He thought it was a splendid idea to have a call bell on the end of a cord, hanging beside his head. He wanted to introduce it at home, though he had the sanity to admit that he didn’t know what would happen if he pressed it with any idea that it would influence Hedgar the Hun.

He had heard (though he was to discover that the tale was false, and told only to make the narrator seem heroic) that in taking a basal-metabolism test he would find it difficult to breathe, and he had every intention of enjoying himself by lying awake and worrying about it. But in the pleasure of not having to wonder whether Howard would call up, late, or wonder at what time Sara would be coming home, he forgot about being insomniac, fell sweetly asleep at ten and awoke in daylight to find a keen young woman in white wheeling into his room what resembled a trench mortar polished up for the use of the crown prince.

The floor nurse was chirping at Fred with the sugared cheerfulness reserved for children, manic-depressives and patients, ‘This is the technician.’

Fred had time only to note that he ought to look into this fact that all hospital technicians were beautiful before the lady pinched his nose with a glorified clothespin and fitted over his amazed and protesting mouth a rubber apparatus through which, she told him coolly, he was to breathe.

That breathing, it seemed, caused a polished plunger to rise up and down in the trench mortar.

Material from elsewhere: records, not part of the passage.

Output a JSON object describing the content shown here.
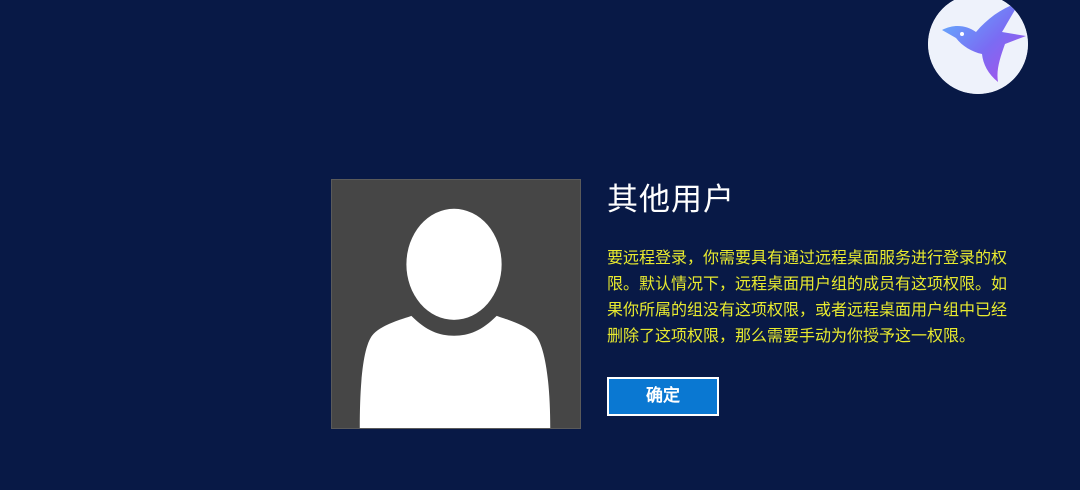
{
  "user": {
    "name": "其他用户"
  },
  "dialog": {
    "message": "要远程登录，你需要具有通过远程桌面服务进行登录的权限。默认情况下，远程桌面用户组的成员有这项权限。如果你所属的组没有这项权限，或者远程桌面用户组中已经删除了这项权限，那么需要手动为你授予这一权限。",
    "ok_label": "确定"
  },
  "icons": {
    "app_logo": "hummingbird-logo-icon",
    "avatar": "default-user-avatar-icon"
  },
  "colors": {
    "background": "#081946",
    "message_text": "#e8ea2f",
    "button": "#0a78d2",
    "avatar_tile": "#464646"
  }
}
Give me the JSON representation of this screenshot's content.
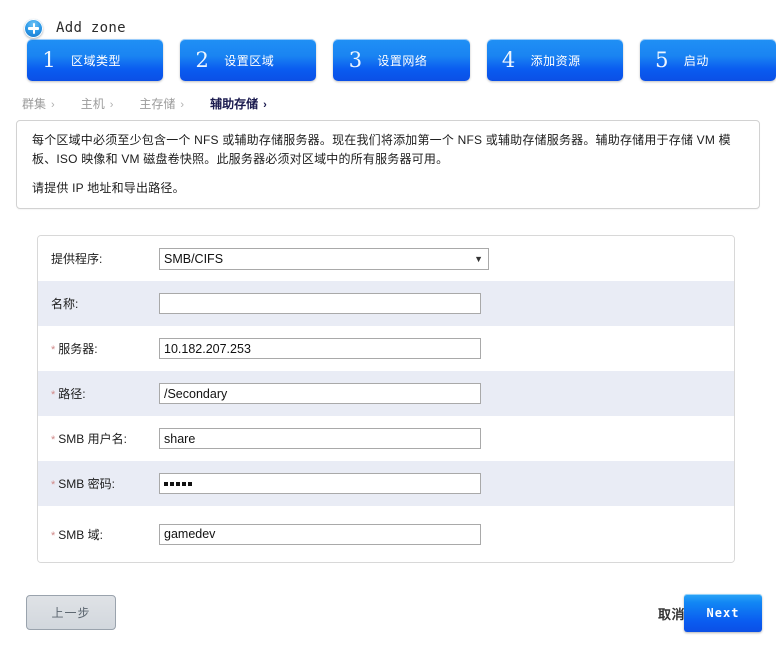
{
  "header": {
    "title": "Add zone",
    "icon": "plus-circle-icon"
  },
  "steps": [
    {
      "number": "1",
      "label": "区域类型"
    },
    {
      "number": "2",
      "label": "设置区域"
    },
    {
      "number": "3",
      "label": "设置网络"
    },
    {
      "number": "4",
      "label": "添加资源"
    },
    {
      "number": "5",
      "label": "启动"
    }
  ],
  "breadcrumb": [
    {
      "label": "群集",
      "chevron": "›",
      "active": false
    },
    {
      "label": "主机",
      "chevron": "›",
      "active": false
    },
    {
      "label": "主存储",
      "chevron": "›",
      "active": false
    },
    {
      "label": "辅助存储",
      "chevron": "›",
      "active": true
    }
  ],
  "info": {
    "line1": "每个区域中必须至少包含一个 NFS 或辅助存储服务器。现在我们将添加第一个 NFS 或辅助存储服务器。辅助存储用于存储 VM 模板、ISO 映像和 VM 磁盘卷快照。此服务器必须对区域中的所有服务器可用。",
    "line2": "请提供 IP 地址和导出路径。"
  },
  "form": {
    "provider": {
      "label": "提供程序:",
      "value": "SMB/CIFS",
      "options": [
        "SMB/CIFS"
      ],
      "required": false
    },
    "name": {
      "label": "名称:",
      "value": "",
      "placeholder": "",
      "required": false
    },
    "server": {
      "label": "服务器:",
      "value": "10.182.207.253",
      "placeholder": "",
      "required": true
    },
    "path": {
      "label": "路径:",
      "value": "/Secondary",
      "placeholder": "",
      "required": true
    },
    "smb_username": {
      "label": "SMB 用户名:",
      "value": "share",
      "placeholder": "",
      "required": true
    },
    "smb_password": {
      "label": "SMB 密码:",
      "value": "•••••",
      "dots": 5,
      "required": true
    },
    "smb_domain": {
      "label": "SMB 域:",
      "value": "gamedev",
      "placeholder": "",
      "required": true
    },
    "required_marker": "*"
  },
  "footer": {
    "previous_label": "上一步",
    "cancel_label": "取消",
    "next_label": "Next"
  },
  "colors": {
    "accent_blue": "#0a5cf0",
    "step_blue_top": "#2090f5",
    "stripe": "#e9ecf5",
    "required_red": "#d08a8a"
  }
}
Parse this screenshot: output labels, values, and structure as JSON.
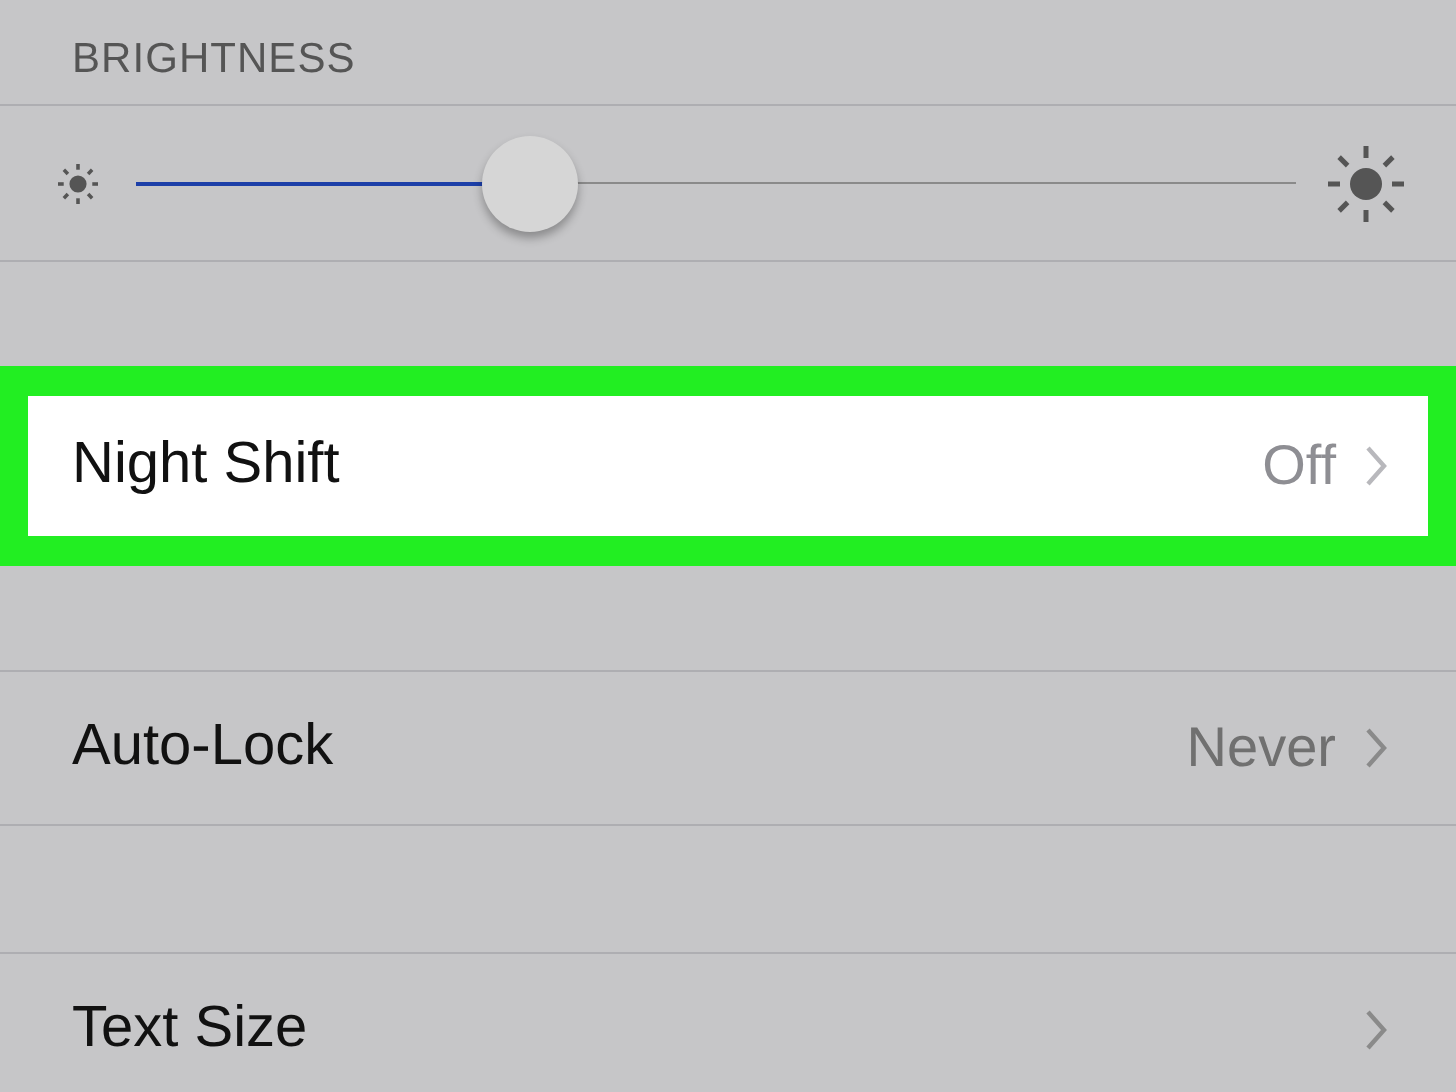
{
  "section_header": "BRIGHTNESS",
  "brightness": {
    "level": 0.34
  },
  "rows": [
    {
      "label": "Night Shift",
      "value": "Off",
      "highlighted": true
    },
    {
      "label": "Auto-Lock",
      "value": "Never",
      "highlighted": false
    },
    {
      "label": "Text Size",
      "highlighted": false
    }
  ]
}
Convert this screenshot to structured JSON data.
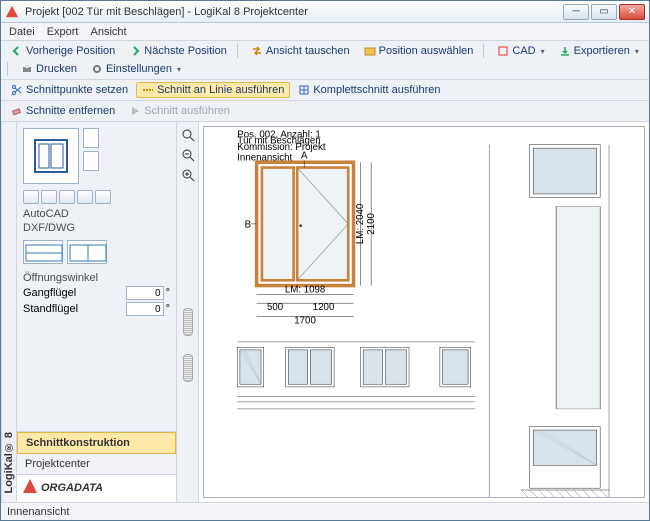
{
  "window": {
    "title": "Projekt [002 Tür mit Beschlägen] - LogiKal 8 Projektcenter"
  },
  "menubar": {
    "items": [
      "Datei",
      "Export",
      "Ansicht"
    ]
  },
  "toolbar1": {
    "prev": "Vorherige Position",
    "next": "Nächste Position",
    "swap": "Ansicht tauschen",
    "select": "Position auswählen",
    "cad": "CAD",
    "export": "Exportieren",
    "print": "Drucken",
    "settings": "Einstellungen"
  },
  "toolbar2": {
    "setpts": "Schnittpunkte setzen",
    "online": "Schnitt an Linie ausführen",
    "complete": "Komplettschnitt ausführen"
  },
  "toolbar3": {
    "remove": "Schnitte entfernen",
    "run": "Schnitt ausführen"
  },
  "sidebar": {
    "cad_label": "AutoCAD",
    "format_label": "DXF/DWG",
    "angle_header": "Öffnungswinkel",
    "gang_label": "Gangflügel",
    "stand_label": "Standflügel",
    "gang_value": "0",
    "stand_value": "0",
    "unit": "°",
    "tabs": {
      "schnitt": "Schnittkonstruktion",
      "projekt": "Projektcenter"
    },
    "brand": "ORGADATA",
    "vtab": "LogiKal® 8"
  },
  "drawing": {
    "header1": "Pos. 002, Anzahl: 1",
    "header2": "Tür mit Beschlägen",
    "header3": "Kommission: Projekt",
    "view": "Innenansicht",
    "dim_lm_h": "LM: 2040",
    "dim_h": "2100",
    "dim_lm_w": "LM: 1098",
    "dim_w1": "500",
    "dim_w2": "1200",
    "dim_w3": "1700",
    "mark_a": "A",
    "mark_b": "B"
  },
  "status": {
    "text": "Innenansicht"
  }
}
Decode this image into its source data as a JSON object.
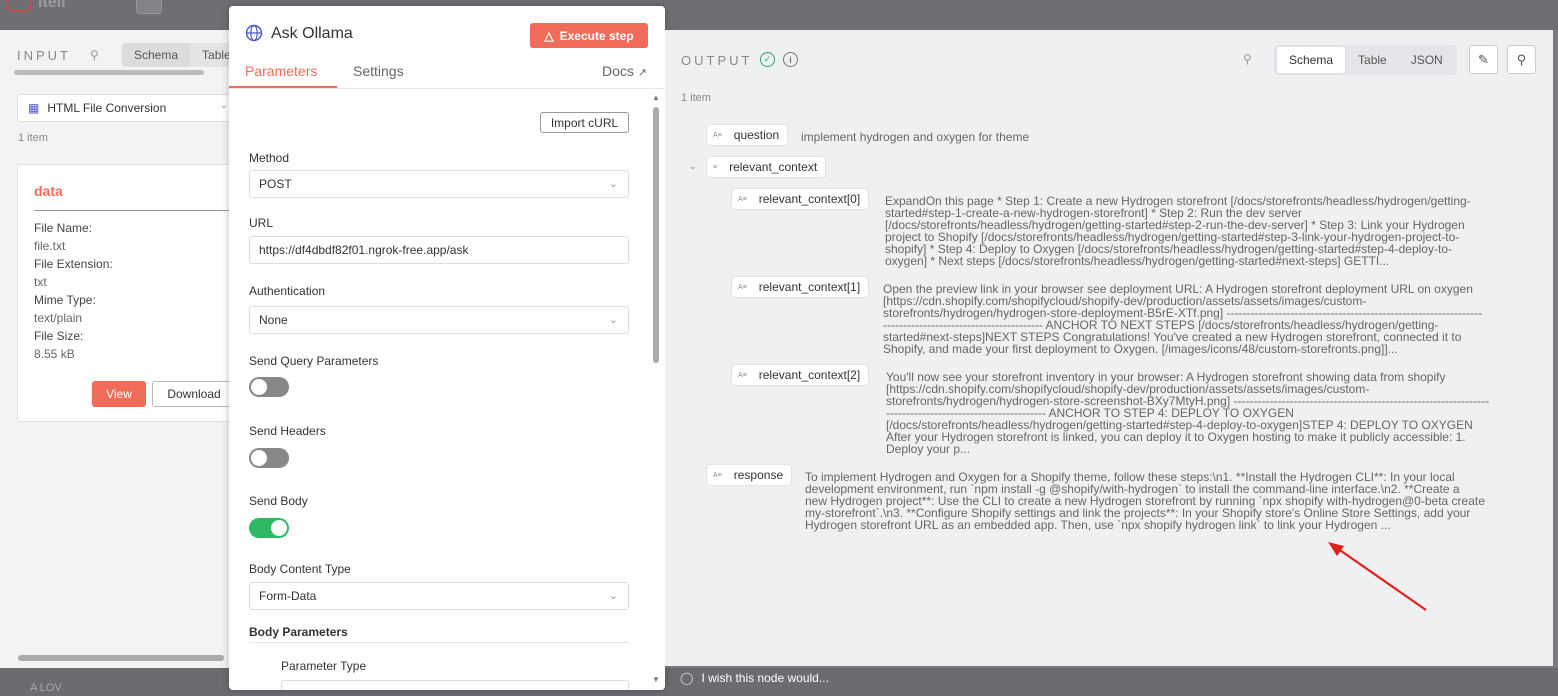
{
  "background": {
    "workflow_title": "Iteli",
    "bottom_node_label": "A LOV"
  },
  "input_panel": {
    "title": "INPUT",
    "tabs": [
      "Schema",
      "Table"
    ],
    "node_selector": "HTML File Conversion",
    "item_count": "1 item",
    "binary": {
      "name": "data",
      "fields": [
        {
          "label": "File Name:",
          "value": "file.txt"
        },
        {
          "label": "File Extension:",
          "value": "txt"
        },
        {
          "label": "Mime Type:",
          "value": "text/plain"
        },
        {
          "label": "File Size:",
          "value": "8.55 kB"
        }
      ],
      "view_label": "View",
      "download_label": "Download"
    }
  },
  "node_modal": {
    "title": "Ask Ollama",
    "execute_label": "Execute step",
    "tabs": {
      "parameters": "Parameters",
      "settings": "Settings",
      "docs": "Docs"
    },
    "import_curl_label": "Import cURL",
    "method": {
      "label": "Method",
      "value": "POST"
    },
    "url": {
      "label": "URL",
      "value": "https://df4dbdf82f01.ngrok-free.app/ask"
    },
    "authentication": {
      "label": "Authentication",
      "value": "None"
    },
    "send_query": {
      "label": "Send Query Parameters",
      "enabled": false
    },
    "send_headers": {
      "label": "Send Headers",
      "enabled": false
    },
    "send_body": {
      "label": "Send Body",
      "enabled": true
    },
    "body_content_type": {
      "label": "Body Content Type",
      "value": "Form-Data"
    },
    "body_parameters": {
      "label": "Body Parameters"
    },
    "parameter_type": {
      "label": "Parameter Type"
    }
  },
  "output_panel": {
    "title": "OUTPUT",
    "tabs": [
      "Schema",
      "Table",
      "JSON"
    ],
    "active_tab": "Schema",
    "item_count": "1 item",
    "fields": {
      "question": {
        "key": "question",
        "value": "implement hydrogen and oxygen for theme"
      },
      "relevant_context": {
        "key": "relevant_context"
      },
      "ctx0": {
        "key": "relevant_context[0]",
        "lines": [
          "ExpandOn this page * Step 1: Create a new Hydrogen storefront [/docs/storefronts/headless/hydrogen/getting-",
          "started#step-1-create-a-new-hydrogen-storefront] * Step 2: Run the dev server",
          "[/docs/storefronts/headless/hydrogen/getting-started#step-2-run-the-dev-server] * Step 3: Link your Hydrogen",
          "project to Shopify [/docs/storefronts/headless/hydrogen/getting-started#step-3-link-your-hydrogen-project-to-",
          "shopify] * Step 4: Deploy to Oxygen [/docs/storefronts/headless/hydrogen/getting-started#step-4-deploy-to-",
          "oxygen] * Next steps [/docs/storefronts/headless/hydrogen/getting-started#next-steps] GETTI..."
        ]
      },
      "ctx1": {
        "key": "relevant_context[1]",
        "lines": [
          "Open the preview link in your browser see deployment URL: A Hydrogen storefront deployment URL on oxygen",
          "[https://cdn.shopify.com/shopifycloud/shopify-dev/production/assets/assets/images/custom-",
          "storefronts/hydrogen/hydrogen-store-deployment-B5rE-XTf.png] ----------------------------------------------------------------",
          "---------------------------------------- ANCHOR TO NEXT STEPS [/docs/storefronts/headless/hydrogen/getting-",
          "started#next-steps]NEXT STEPS Congratulations! You've created a new Hydrogen storefront, connected it to",
          "Shopify, and made your first deployment to Oxygen. [/images/icons/48/custom-storefronts.png]]..."
        ]
      },
      "ctx2": {
        "key": "relevant_context[2]",
        "lines": [
          "You'll now see your storefront inventory in your browser: A Hydrogen storefront showing data from shopify",
          "[https://cdn.shopify.com/shopifycloud/shopify-dev/production/assets/assets/images/custom-",
          "storefronts/hydrogen/hydrogen-store-screenshot-BXy7MtyH.png] ----------------------------------------------------------------",
          "---------------------------------------- ANCHOR TO STEP 4: DEPLOY TO OXYGEN",
          "[/docs/storefronts/headless/hydrogen/getting-started#step-4-deploy-to-oxygen]STEP 4: DEPLOY TO OXYGEN",
          "After your Hydrogen storefront is linked, you can deploy it to Oxygen hosting to make it publicly accessible: 1.",
          "Deploy your p..."
        ]
      },
      "response": {
        "key": "response",
        "lines": [
          "To implement Hydrogen and Oxygen for a Shopify theme, follow these steps:\\n1. **Install the Hydrogen CLI**: In your local",
          "development environment, run `npm install -g @shopify/with-hydrogen` to install the command-line interface.\\n2. **Create a",
          "new Hydrogen project**: Use the CLI to create a new Hydrogen storefront by running `npx shopify with-hydrogen@0-beta create",
          "my-storefront`.\\n3. **Configure Shopify settings and link the projects**: In your Shopify store's Online Store Settings, add your",
          "Hydrogen storefront URL as an embedded app. Then, use `npx shopify hydrogen link` to link your Hydrogen ..."
        ]
      }
    }
  },
  "hint": "I wish this node would...",
  "colors": {
    "accent": "#ef6c5a",
    "success": "#2dba63",
    "annotation": "#e0201b"
  }
}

Instantly scared, but resolved to be gallant, he enjoyed fighting against choking, his body tense, his breath labouring. But he discovered that he was merely making things hard for himself. He quit being gallant and energetic, and therewith the breathing was as natural as though he stood on a hilltop, free of rubber gadgets and hospital beds.

‘Good man! That’s fine,’ said the technician.

He was to treasure that commendation along with the highest distinctions he had known in life; with the letter from the president of the Duplex company saying that his agency had the best credit in the East; with the admission of the golf professional that he had a fairly accurate swing; with the sigh of a very young Hazel that he had been so nice to her father; with his election as vice-president of the Boosters’ Club; and with the remark of his professor of rhetoric, back in Truxon, that his essay on The Character of Portia hadn’t been bad at all.

He was still in the glow of this honour, and the rubber mask had been removed, when the technician, taking his hand tenderly, turned savage and jabbed into his finger a needle stuck in a cork.

‘Ouch!’ he wailed in protest.

It was true that it hadn’t hurt, but he felt that the principle was very bad. Then he was asleep, before he could do anything about it; and he awoke to a tray of ham and eggs, and to Dr. Kamerkink by the bed, saying suspiciously, ‘Why, there doesn’t seem to be one darn thing the matter with you!’

‘But did they look at your teeth and tonsils, too?’ said Sara when, at home, Fred crowed over his superiority.

Last updated Sunday, March 27, 2016 at 11:57